Exercise directions
Every entry must be set down exactly in the answer; no pictures should appear.

[Entries taken from a collection]
= = =

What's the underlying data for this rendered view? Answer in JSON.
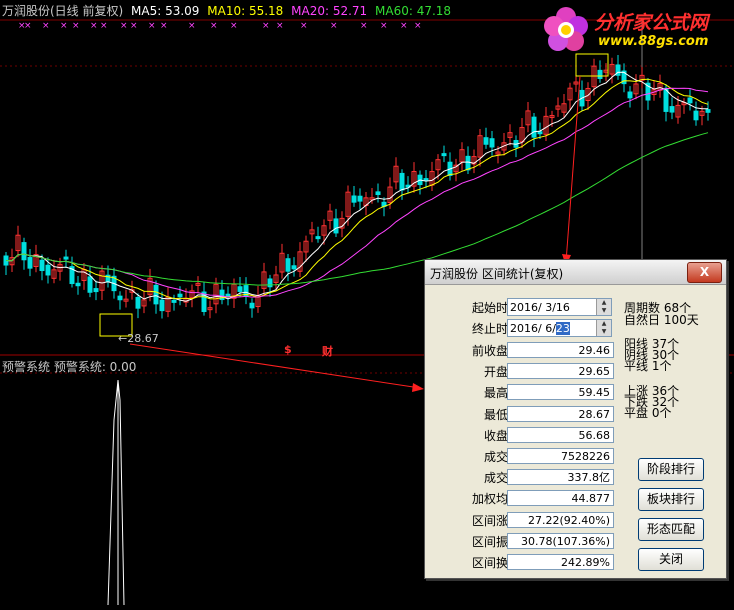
{
  "header": {
    "stock": "万润股份(日线 前复权)",
    "ma5": "MA5: 53.09",
    "ma10": "MA10: 55.18",
    "ma20": "MA20: 52.71",
    "ma60": "MA60: 47.18"
  },
  "colors": {
    "ma5": "#ffffff",
    "ma10": "#ffff00",
    "ma20": "#ff44ff",
    "ma60": "#33dd33",
    "up": "#ff3232",
    "down": "#00e0e0",
    "arrow": "#ff2020"
  },
  "logo": {
    "name": "分析家公式网",
    "url": "www.88gs.com"
  },
  "chart": {
    "low_label": "←28.67",
    "markers": [
      "$",
      "财"
    ]
  },
  "indicator": {
    "title": "预警系统  预警系统: 0.00"
  },
  "dialog": {
    "title": "万润股份 区间统计(复权)",
    "close_label": "X",
    "start_label": "起始时间",
    "start_value": "2016/ 3/16",
    "end_label": "终止时间",
    "end_value_prefix": "2016/ 6/",
    "end_value_day": "23",
    "fields": [
      {
        "label": "前收盘价",
        "value": "29.46"
      },
      {
        "label": "开盘价",
        "value": "29.65"
      },
      {
        "label": "最高价",
        "value": "59.45"
      },
      {
        "label": "最低价",
        "value": "28.67"
      },
      {
        "label": "收盘价",
        "value": "56.68"
      },
      {
        "label": "成交量",
        "value": "7528226"
      },
      {
        "label": "成交额",
        "value": "337.8亿"
      },
      {
        "label": "加权均价",
        "value": "44.877"
      },
      {
        "label": "区间涨幅",
        "value": "27.22(92.40%)"
      },
      {
        "label": "区间振幅",
        "value": "30.78(107.36%)"
      },
      {
        "label": "区间换手",
        "value": "242.89%"
      }
    ],
    "stats": {
      "weeks": "周期数  68个",
      "days": "自然日  100天",
      "yang": "阳线  37个",
      "yin": "阴线  30个",
      "flat": "平线  1个",
      "rise": "上涨  36个",
      "fall": "下跌  32个",
      "even": "平盘  0个"
    },
    "buttons": [
      "阶段排行",
      "板块排行",
      "形态匹配",
      "关闭"
    ]
  }
}
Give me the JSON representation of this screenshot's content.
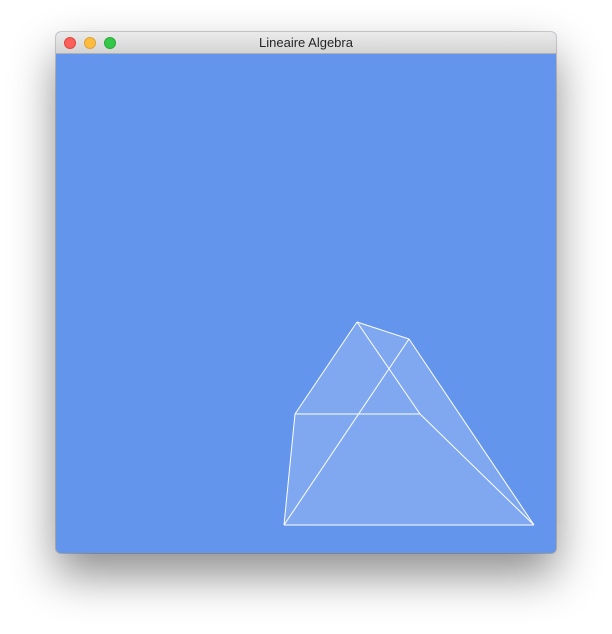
{
  "window": {
    "title": "Lineaire Algebra",
    "background_color": "#6495ed"
  },
  "titlebar_buttons": [
    {
      "name": "close",
      "color": "#fc605b"
    },
    {
      "name": "minimize",
      "color": "#fdbc40"
    },
    {
      "name": "zoom",
      "color": "#34c84a"
    }
  ],
  "scene": {
    "object": "wireframe-solid",
    "edge_color": "#ffffff",
    "face_fill": "rgba(255,255,255,0.18)"
  }
}
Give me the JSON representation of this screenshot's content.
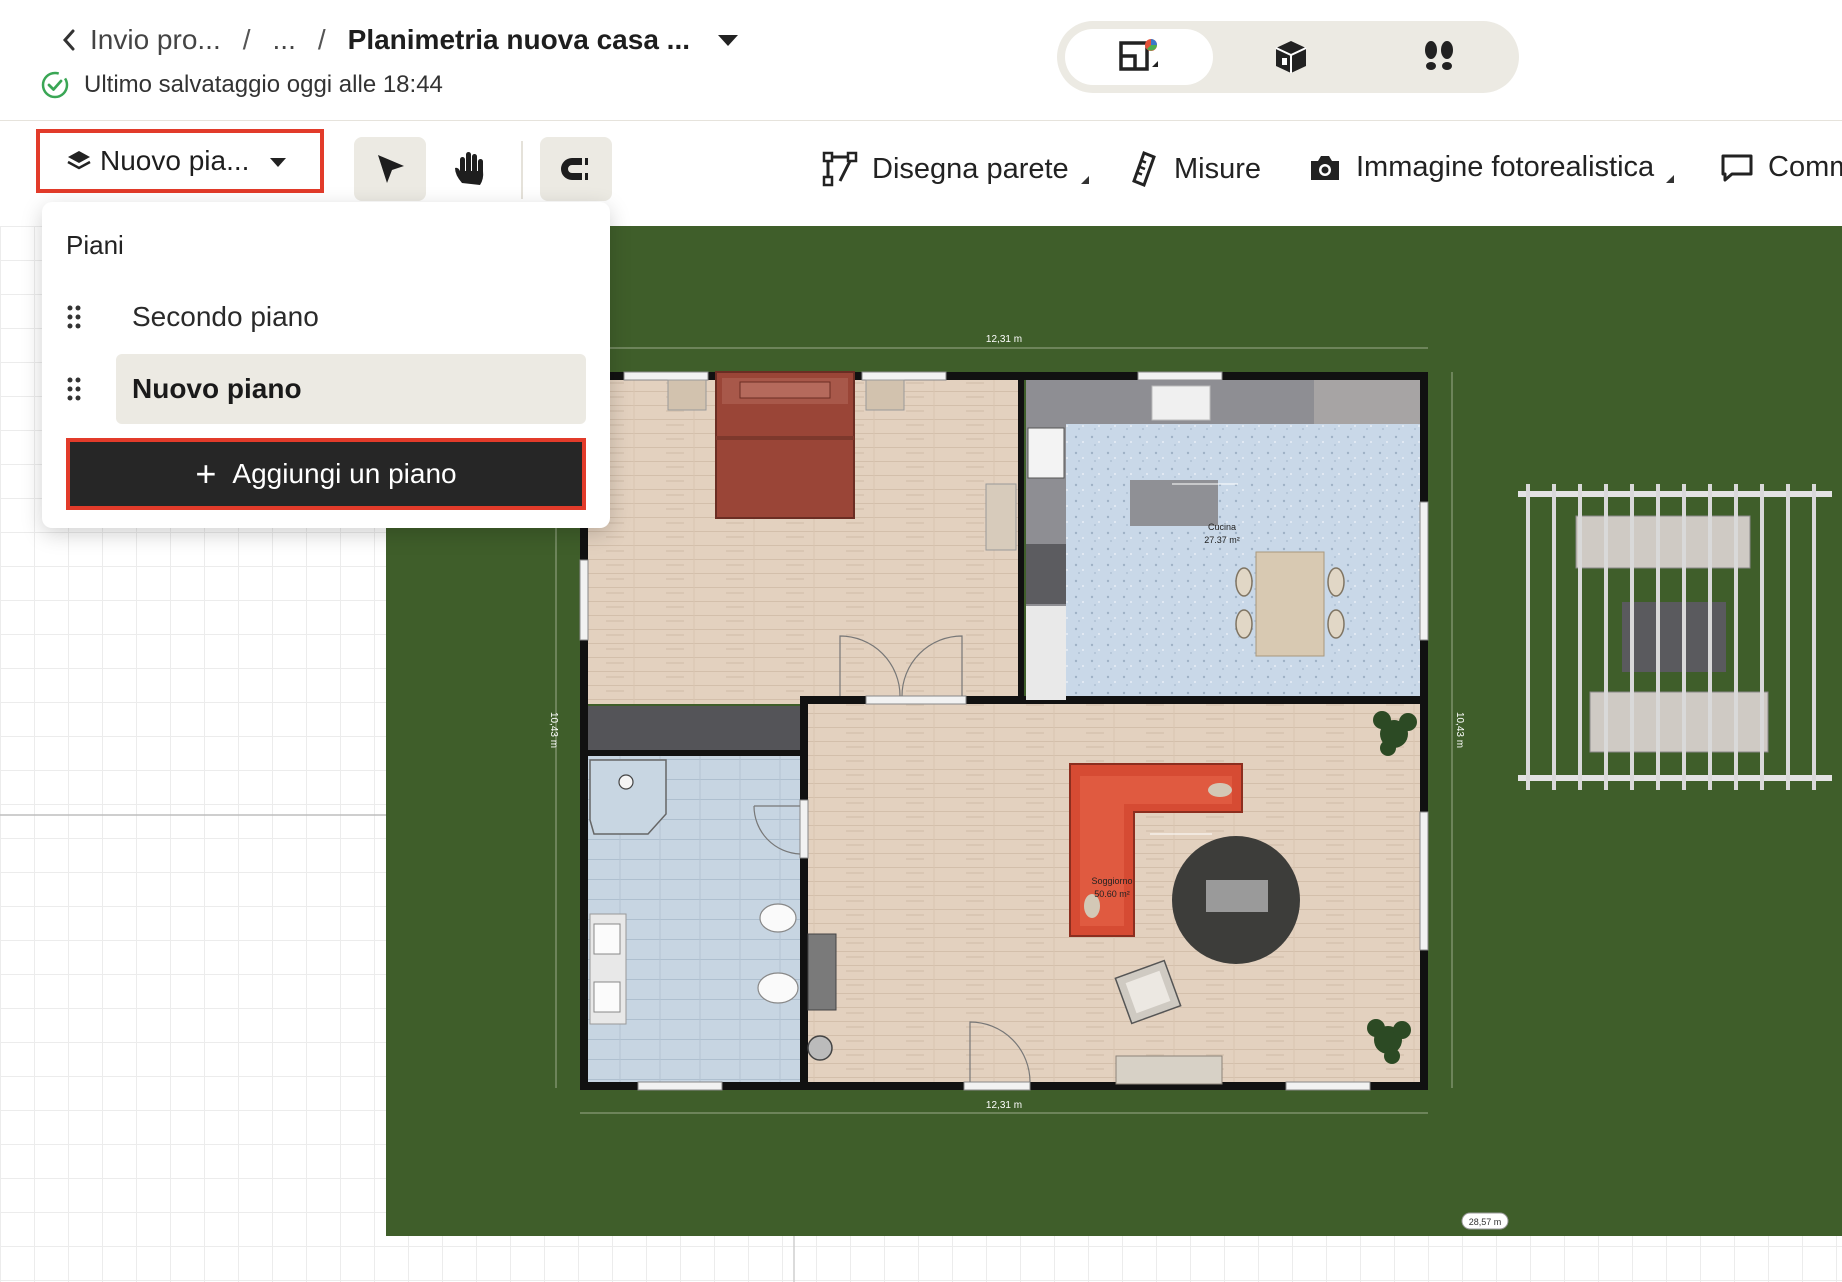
{
  "breadcrumb": {
    "first": "Invio pro...",
    "middle": "...",
    "title": "Planimetria nuova casa ...",
    "separator": "/"
  },
  "save_status": "Ultimo salvataggio oggi alle 18:44",
  "view_switch": {
    "items": [
      "view-2d-icon",
      "view-3d-icon",
      "walkthrough-icon"
    ],
    "active": "view-2d-icon"
  },
  "toolbar": {
    "floor_select_label": "Nuovo pia...",
    "draw_wall": "Disegna parete",
    "measures": "Misure",
    "photo": "Immagine fotorealistica",
    "comment": "Comm"
  },
  "floors_panel": {
    "title": "Piani",
    "floors": [
      {
        "label": "Secondo piano",
        "selected": false
      },
      {
        "label": "Nuovo piano",
        "selected": true
      }
    ],
    "add_button": "Aggiungi un piano"
  },
  "plan": {
    "dim_top": "12,31 m",
    "dim_bottom": "12,31 m",
    "dim_left": "10,43 m",
    "dim_right": "10,43 m",
    "scale": "28,57 m",
    "rooms": [
      {
        "name": "Cucina",
        "area": "27.37 m²"
      },
      {
        "name": "Soggiorno",
        "area": "50.60 m²"
      }
    ]
  },
  "colors": {
    "accent_red": "#e23b2a",
    "grass": "#3f5e2a",
    "wood_floor": "#e2cfbd",
    "tile_floor": "#c9d6e2",
    "dark_button": "#262626",
    "success_green": "#3aa655"
  }
}
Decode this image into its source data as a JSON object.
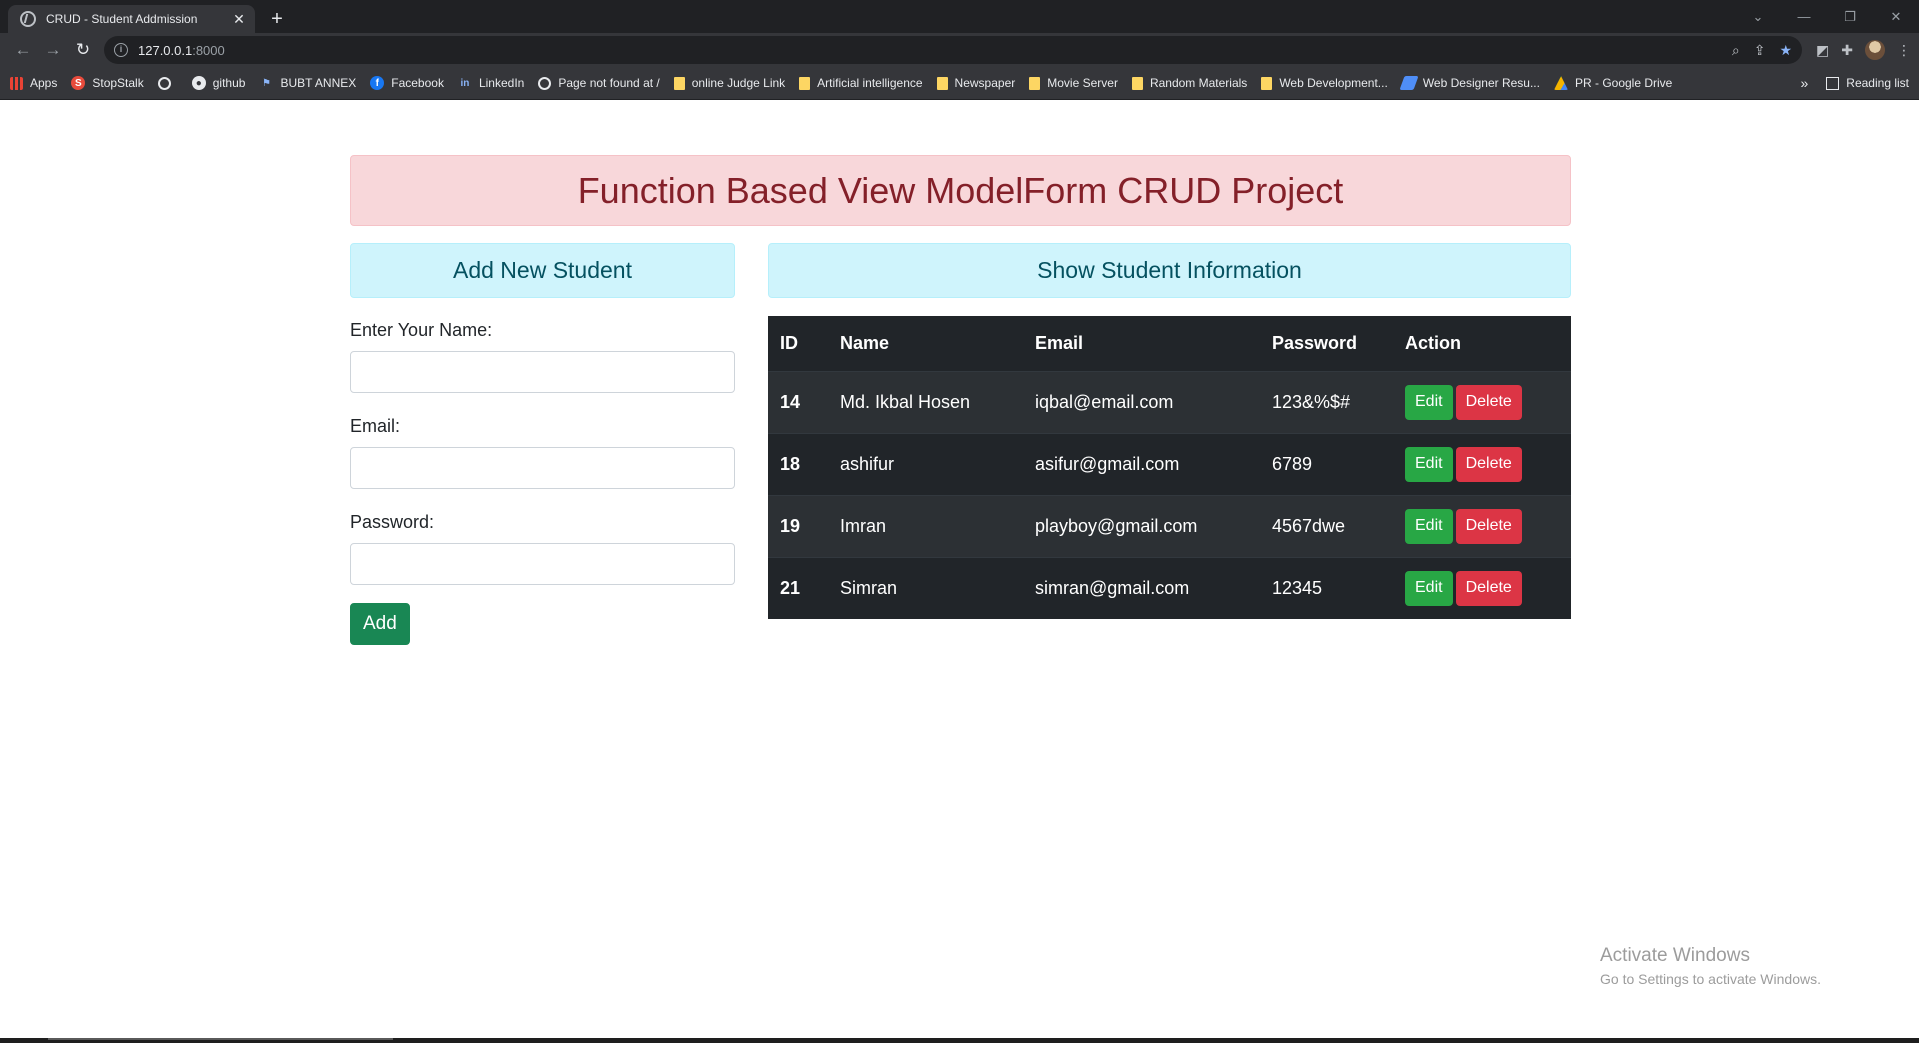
{
  "browser": {
    "tab_title": "CRUD - Student Addmission",
    "url_host": "127.0.0.1",
    "url_port": ":8000",
    "bookmarks": [
      {
        "label": "Apps",
        "icon": "apps-grid-icon"
      },
      {
        "label": "StopStalk",
        "icon": "stopstalk-icon"
      },
      {
        "label": "",
        "icon": "globe-icon"
      },
      {
        "label": "github",
        "icon": "github-icon"
      },
      {
        "label": "BUBT ANNEX",
        "icon": "bubt-icon"
      },
      {
        "label": "Facebook",
        "icon": "facebook-icon"
      },
      {
        "label": "LinkedIn",
        "icon": "linkedin-icon"
      },
      {
        "label": "Page not found at /",
        "icon": "globe-icon"
      },
      {
        "label": "online Judge Link",
        "icon": "folder-icon"
      },
      {
        "label": "Artificial intelligence",
        "icon": "folder-icon"
      },
      {
        "label": "Newspaper",
        "icon": "folder-icon"
      },
      {
        "label": "Movie Server",
        "icon": "folder-icon"
      },
      {
        "label": "Random Materials",
        "icon": "folder-icon"
      },
      {
        "label": "Web Development...",
        "icon": "folder-icon"
      },
      {
        "label": "Web Designer Resu...",
        "icon": "web-designer-icon"
      },
      {
        "label": "PR - Google Drive",
        "icon": "google-drive-icon"
      }
    ],
    "more": "»",
    "reading_list": "Reading list"
  },
  "page": {
    "title": "Function Based View ModelForm CRUD Project",
    "form": {
      "heading": "Add New Student",
      "name_label": "Enter Your Name:",
      "email_label": "Email:",
      "password_label": "Password:",
      "name_value": "",
      "email_value": "",
      "password_value": "",
      "submit_label": "Add"
    },
    "table": {
      "heading": "Show Student Information",
      "columns": [
        "ID",
        "Name",
        "Email",
        "Password",
        "Action"
      ],
      "edit_label": "Edit",
      "delete_label": "Delete",
      "rows": [
        {
          "id": "14",
          "name": "Md. Ikbal Hosen",
          "email": "iqbal@email.com",
          "password": "123&%$#"
        },
        {
          "id": "18",
          "name": "ashifur",
          "email": "asifur@gmail.com",
          "password": "6789"
        },
        {
          "id": "19",
          "name": "Imran",
          "email": "playboy@gmail.com",
          "password": "4567dwe"
        },
        {
          "id": "21",
          "name": "Simran",
          "email": "simran@gmail.com",
          "password": "12345"
        }
      ]
    }
  },
  "watermark": {
    "line1": "Activate Windows",
    "line2": "Go to Settings to activate Windows."
  },
  "colors": {
    "danger_bg": "#f8d7da",
    "info_bg": "#cff4fc",
    "success": "#198754",
    "danger": "#dc3545",
    "table_dark": "#212529"
  }
}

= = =

Response to the task
What's the underlying data for this rendered view? Answer in JSON.
{
  "header": {
    "stock": "万润股份(日线 前复权)",
    "ma5": "MA5: 53.09",
    "ma10": "MA10: 55.18",
    "ma20": "MA20: 52.71",
    "ma60": "MA60: 47.18"
  },
  "colors": {
    "ma5": "#ffffff",
    "ma10": "#ffff00",
    "ma20": "#ff44ff",
    "ma60": "#33dd33",
    "up": "#ff3232",
    "down": "#00e0e0",
    "arrow": "#ff2020"
  },
  "logo": {
    "name": "分析家公式网",
    "url": "www.88gs.com"
  },
  "chart": {
    "low_label": "←28.67",
    "markers": [
      "$",
      "财"
    ]
  },
  "indicator": {
    "title": "预警系统  预警系统: 0.00"
  },
  "dialog": {
    "title": "万润股份 区间统计(复权)",
    "close_label": "X",
    "start_label": "起始时间",
    "start_value": "2016/ 3/16",
    "end_label": "终止时间",
    "end_value_prefix": "2016/ 6/",
    "end_value_day": "23",
    "fields": [
      {
        "label": "前收盘价",
        "value": "29.46"
      },
      {
        "label": "开盘价",
        "value": "29.65"
      },
      {
        "label": "最高价",
        "value": "59.45"
      },
      {
        "label": "最低价",
        "value": "28.67"
      },
      {
        "label": "收盘价",
        "value": "56.68"
      },
      {
        "label": "成交量",
        "value": "7528226"
      },
      {
        "label": "成交额",
        "value": "337.8亿"
      },
      {
        "label": "加权均价",
        "value": "44.877"
      },
      {
        "label": "区间涨幅",
        "value": "27.22(92.40%)"
      },
      {
        "label": "区间振幅",
        "value": "30.78(107.36%)"
      },
      {
        "label": "区间换手",
        "value": "242.89%"
      }
    ],
    "stats": {
      "weeks": "周期数  68个",
      "days": "自然日  100天",
      "yang": "阳线  37个",
      "yin": "阴线  30个",
      "flat": "平线  1个",
      "rise": "上涨  36个",
      "fall": "下跌  32个",
      "even": "平盘  0个"
    },
    "buttons": [
      "阶段排行",
      "板块排行",
      "形态匹配",
      "关闭"
    ]
  }
}
Give me the JSON representation of this screenshot's content.
{
  "window": {
    "title": "Lineaire Algebra",
    "background_color": "#6495ed"
  },
  "titlebar_buttons": [
    {
      "name": "close",
      "color": "#fc605b"
    },
    {
      "name": "minimize",
      "color": "#fdbc40"
    },
    {
      "name": "zoom",
      "color": "#34c84a"
    }
  ],
  "scene": {
    "object": "wireframe-solid",
    "edge_color": "#ffffff",
    "face_fill": "rgba(255,255,255,0.18)"
  }
}
Give me the JSON representation of this screenshot's content.
{
  "breadcrumb": {
    "first": "Invio pro...",
    "middle": "...",
    "title": "Planimetria nuova casa ...",
    "separator": "/"
  },
  "save_status": "Ultimo salvataggio oggi alle 18:44",
  "view_switch": {
    "items": [
      "view-2d-icon",
      "view-3d-icon",
      "walkthrough-icon"
    ],
    "active": "view-2d-icon"
  },
  "toolbar": {
    "floor_select_label": "Nuovo pia...",
    "draw_wall": "Disegna parete",
    "measures": "Misure",
    "photo": "Immagine fotorealistica",
    "comment": "Comm"
  },
  "floors_panel": {
    "title": "Piani",
    "floors": [
      {
        "label": "Secondo piano",
        "selected": false
      },
      {
        "label": "Nuovo piano",
        "selected": true
      }
    ],
    "add_button": "Aggiungi un piano"
  },
  "plan": {
    "dim_top": "12,31 m",
    "dim_bottom": "12,31 m",
    "dim_left": "10,43 m",
    "dim_right": "10,43 m",
    "scale": "28,57 m",
    "rooms": [
      {
        "name": "Cucina",
        "area": "27.37 m²"
      },
      {
        "name": "Soggiorno",
        "area": "50.60 m²"
      }
    ]
  },
  "colors": {
    "accent_red": "#e23b2a",
    "grass": "#3f5e2a",
    "wood_floor": "#e2cfbd",
    "tile_floor": "#c9d6e2",
    "dark_button": "#262626",
    "success_green": "#3aa655"
  }
}
Decode this image into its source data as a JSON object.
{
  "browser": {
    "tab_title": "CRUD - Student Addmission",
    "url_host": "127.0.0.1",
    "url_port": ":8000",
    "bookmarks": [
      {
        "label": "Apps",
        "icon": "apps-grid-icon"
      },
      {
        "label": "StopStalk",
        "icon": "stopstalk-icon"
      },
      {
        "label": "",
        "icon": "globe-icon"
      },
      {
        "label": "github",
        "icon": "github-icon"
      },
      {
        "label": "BUBT ANNEX",
        "icon": "bubt-icon"
      },
      {
        "label": "Facebook",
        "icon": "facebook-icon"
      },
      {
        "label": "LinkedIn",
        "icon": "linkedin-icon"
      },
      {
        "label": "Page not found at /",
        "icon": "globe-icon"
      },
      {
        "label": "online Judge Link",
        "icon": "folder-icon"
      },
      {
        "label": "Artificial intelligence",
        "icon": "folder-icon"
      },
      {
        "label": "Newspaper",
        "icon": "folder-icon"
      },
      {
        "label": "Movie Server",
        "icon": "folder-icon"
      },
      {
        "label": "Random Materials",
        "icon": "folder-icon"
      },
      {
        "label": "Web Development...",
        "icon": "folder-icon"
      },
      {
        "label": "Web Designer Resu...",
        "icon": "web-designer-icon"
      },
      {
        "label": "PR - Google Drive",
        "icon": "google-drive-icon"
      }
    ],
    "more": "»",
    "reading_list": "Reading list"
  },
  "page": {
    "title": "Function Based View ModelForm CRUD Project",
    "form": {
      "heading": "Add New Student",
      "name_label": "Enter Your Name:",
      "email_label": "Email:",
      "password_label": "Password:",
      "name_value": "",
      "email_value": "",
      "password_value": "",
      "submit_label": "Add"
    },
    "table": {
      "heading": "Show Student Information",
      "columns": [
        "ID",
        "Name",
        "Email",
        "Password",
        "Action"
      ],
      "edit_label": "Edit",
      "delete_label": "Delete",
      "rows": [
        {
          "id": "14",
          "name": "Md. Ikbal Hosen",
          "email": "iqbal@email.com",
          "password": "123&%$#"
        },
        {
          "id": "18",
          "name": "ashifur",
          "email": "asifur@gmail.com",
          "password": "6789"
        },
        {
          "id": "19",
          "name": "Imran",
          "email": "playboy@gmail.com",
          "password": "4567dwe"
        },
        {
          "id": "21",
          "name": "Simran",
          "email": "simran@gmail.com",
          "password": "12345"
        }
      ]
    }
  },
  "watermark": {
    "line1": "Activate Windows",
    "line2": "Go to Settings to activate Windows."
  },
  "colors": {
    "danger_bg": "#f8d7da",
    "info_bg": "#cff4fc",
    "success": "#198754",
    "danger": "#dc3545",
    "table_dark": "#212529"
  }
}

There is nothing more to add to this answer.